> _Task_
Find every line in the records below that contains "description", and copy it.

§ §

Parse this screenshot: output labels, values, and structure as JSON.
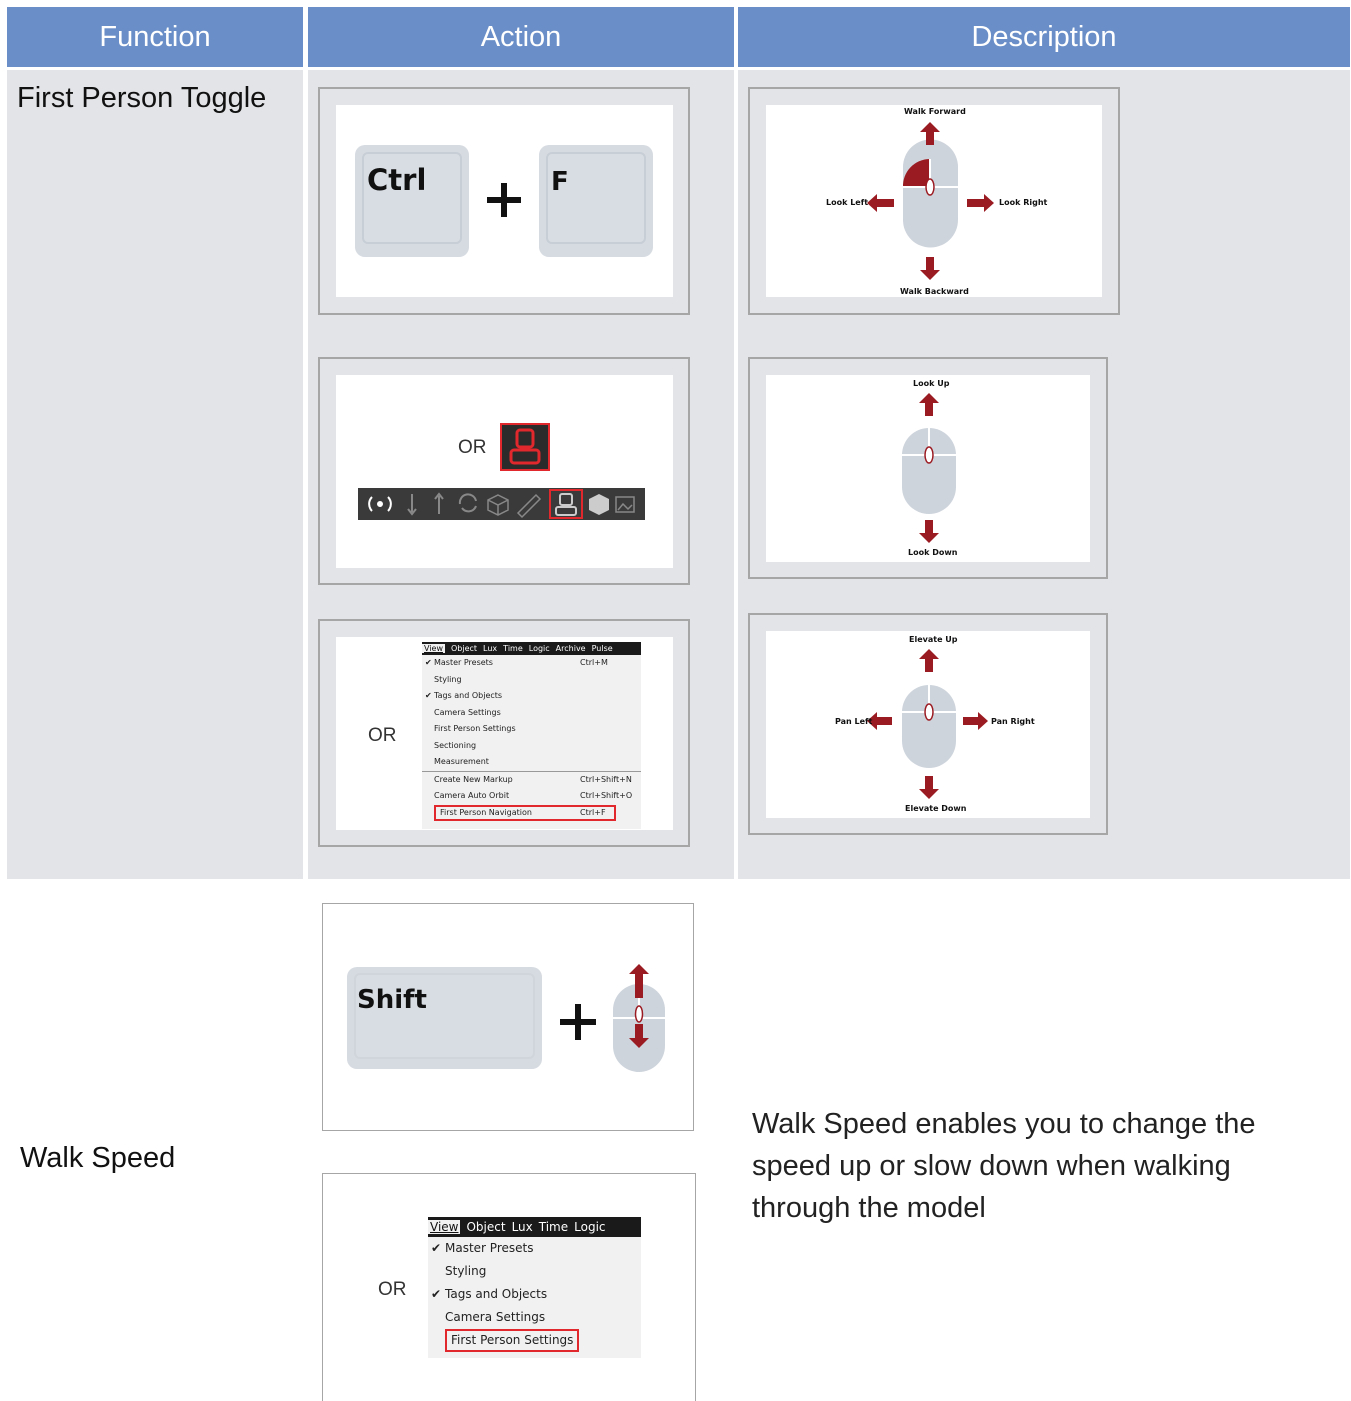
{
  "headers": {
    "function": "Function",
    "action": "Action",
    "description": "Description"
  },
  "colors": {
    "header_bg": "#6a8fc8",
    "cell_bg": "#e2e4e7",
    "accent_red": "#9b1b22",
    "mouse_gray": "#ced4dc"
  },
  "row1": {
    "function": "First Person Toggle",
    "keys": {
      "ctrl": "Ctrl",
      "f": "F"
    },
    "or1": "OR",
    "or2": "OR",
    "toolbar_icons": [
      "broadcast-icon",
      "arrow-down-icon",
      "arrow-up-icon",
      "rotate-icon",
      "cube-outline-icon",
      "ruler-icon",
      "person-icon",
      "cube-solid-icon",
      "image-icon"
    ],
    "menu": {
      "bar": [
        "View",
        "Object",
        "Lux",
        "Time",
        "Logic",
        "Archive",
        "Pulse"
      ],
      "items": [
        {
          "label": "Master Presets",
          "shortcut": "Ctrl+M",
          "checked": true
        },
        {
          "label": "Styling",
          "shortcut": "",
          "checked": false
        },
        {
          "label": "Tags and Objects",
          "shortcut": "",
          "checked": true
        },
        {
          "label": "Camera Settings",
          "shortcut": "",
          "checked": false
        },
        {
          "label": "First Person Settings",
          "shortcut": "",
          "checked": false
        },
        {
          "label": "Sectioning",
          "shortcut": "",
          "checked": false
        },
        {
          "label": "Measurement",
          "shortcut": "",
          "checked": false
        },
        {
          "label": "Create New Markup",
          "shortcut": "Ctrl+Shift+N",
          "checked": false
        },
        {
          "label": "Camera Auto Orbit",
          "shortcut": "Ctrl+Shift+O",
          "checked": false
        },
        {
          "label": "First Person Navigation",
          "shortcut": "Ctrl+F",
          "checked": false,
          "highlight": true
        }
      ]
    },
    "diagrams": {
      "d1": {
        "up": "Walk Forward",
        "down": "Walk Backward",
        "left": "Look Left",
        "right": "Look Right"
      },
      "d2": {
        "up": "Look Up",
        "down": "Look Down"
      },
      "d3": {
        "up": "Elevate Up",
        "down": "Elevate Down",
        "left": "Pan Left",
        "right": "Pan Right"
      }
    }
  },
  "row2": {
    "function": "Walk Speed",
    "keys": {
      "shift": "Shift"
    },
    "or": "OR",
    "menu": {
      "bar": [
        "View",
        "Object",
        "Lux",
        "Time",
        "Logic"
      ],
      "items": [
        {
          "label": "Master Presets",
          "checked": true
        },
        {
          "label": "Styling",
          "checked": false
        },
        {
          "label": "Tags and Objects",
          "checked": true
        },
        {
          "label": "Camera Settings",
          "checked": false
        },
        {
          "label": "First Person Settings",
          "checked": false,
          "highlight": true
        }
      ]
    },
    "description": "Walk Speed enables you to change the speed up or slow down when walking through the model"
  }
}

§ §

> _Exercise output_
    "description": "Description"
    "description": "Walk Speed enables you to change the speed up or slow down when walking through the model"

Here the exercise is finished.